|Bid||167.65 x 0|
|Ask||167.70 x 0|
|Day's range||167.55 - 171.50|
|52-week range||94.68 - 171.50|
|Beta (5Y monthly)||0.96|
|PE ratio (TTM)||9.68|
|Forward dividend & yield||N/A (N/A)|
|Ex-dividend date||24 Dec 2019|
|1y target est||284.59|
Many readings are set to be 'less bad' than hoped, according to analysts.
Richard Curtis was waxing lyrical. When the UK's biggest corporate pension scheme unveiled a carbon-busting plan last October, the screenwriter behind Love Actually and Notting Hill was gushing with praise. The BT Pension Scheme controlling £57bn worth of assets was pledging to reach net-zero carbon emissions within 15 years as it focused on green investments. Curtis – the co-founder of ethical pension investment group Make My Money Matter – described the move as “extraordinary”. “The savings of 300,000 people … are now committed to net zero by 2035,” he added. “This is 15 years earlier than some of the most ambitious pension plans we’ve seen so far.” The pension scheme’s powerful influence is not lost on BT boss Philip Jansen. With about £2.5bn paid out to about 200,000 retired workers each year, huge financial commitments are needed from BT to keep the fund in check. Such payments do not sit comfortably when the telecoms operator is struggling for growth and facing pressure from ministers to upgrade the nation’s broadband network. Yet BT is in line for some relief. Come Thursday pressure from the fund is expected to ease when the outcome of the new triennial review is announced alongside full-year results. BT’s pension deficit is forecast to come in at £7.5bn, around £2.2bn lower than the market previously anticipated. It is welcome news for Jansen, who is preparing to accelerate BT’s investment beyond a target of 20m homes and businesses by the mid-to-late 2020s.
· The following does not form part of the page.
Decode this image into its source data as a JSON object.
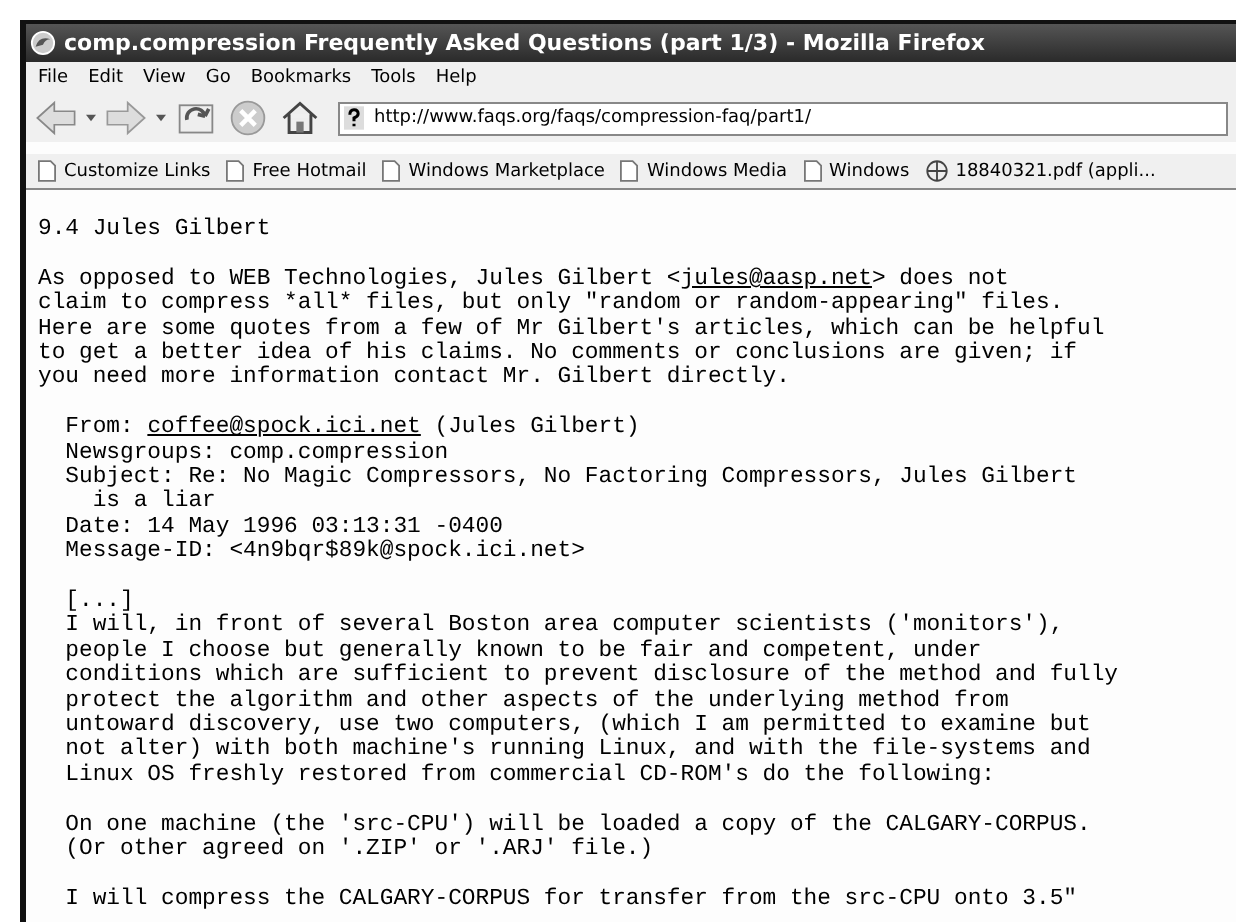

HMRC claims that Lineker, owes £3.62m in income tax and £1.31m in national insurance as he should have been taxed as a direct employee of the BBC and sports channel BT Sport, where he presents programmes.